West Allotment Celtic’s resignation may have been a political gesture designed to illicit a response from their Landlords, Northumberland FA, in the hope they revise or rescind their proposed large rent increases.
As the club can withdraw their resignation at any time until June, their resignation draws a line in the sand like a Footballing game of ‘chicken’. Your move, Northumberland FA. I hope they come to a compromise, any club resigning is a great shame.
While we await the FA response with our fingers crossed, readers should note this financial tight-rope walk is the reality for most grassroots clubs these days.
Northern League ticket prices are £6 for a full adult ticket (£5 in Division 2), £3 for a concession and £1 for kids. Naturally many fresh-faced 17 year-olds sneak in for £1 and equally some elderly looking fifty somethings (or favoured regulars) convince the gatekeeper they are concessions. Others come in for free in the second half when some clubs open the gates. This all affects revenue.
Players demand match fees ranging between £20 and £100 with the better players needing to be kept on contract to avoid them leaving. It’s sometimes puzzling how clubs manage to survive under these circumstances.
The truth is, many clubs don’t and get by relying on the ongoing (and always temporary) personal generosity of a well-heeled benefactor or a community minded sponsor. But neither lasts forever (remember Celtic Nation?)
A six-game run in the FA Cup can net a club £15,000 or more. If you are lucky enough to get T.V. interest during the cup run, add a zero to that figure. This is why you see angry Chairmen stomping around after watching their team wheeze their way to defeat in the first or preliminary qualifying round, not yet fully fit after the summer break. It takes a lot of sponsors to make up that difference in tough economic times and many clubs simply cannot do it.
Lots of clubs are now ground sharing and this is papering over the cracks of a potential Northern League crisis. Clubs need to get their players into the community fundraising.
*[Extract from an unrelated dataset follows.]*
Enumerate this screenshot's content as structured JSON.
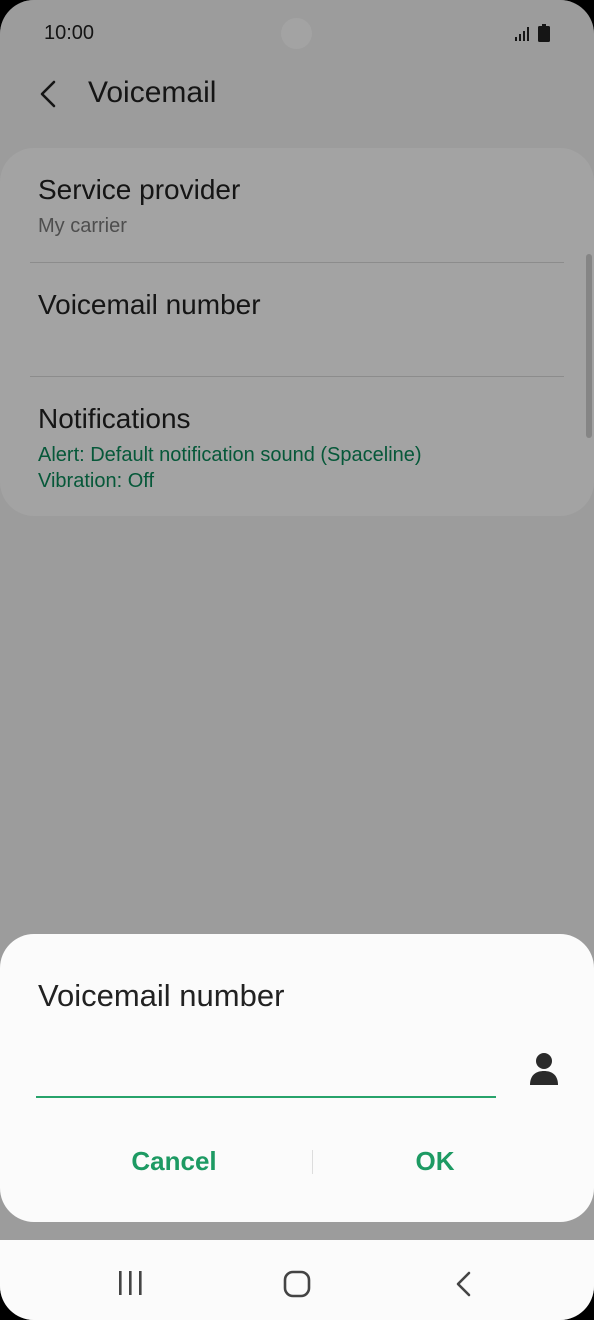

In what is perhaps the subject of a future post, the prospect of more fluid leagues with enforced promotion into higher leagues that means more travel and higher running costs casts a further cloud over the long-term viability of our local Football clubs.
I would hate to think we reach a point where clubs dread winning a key match because promotion would see them face closure due to increased financial pressure. I am told it would cost an extra £30,000 for a club to get promoted from the Northern League Division 1.
West Allotment need the support of their FA to keep going and I hope they get it.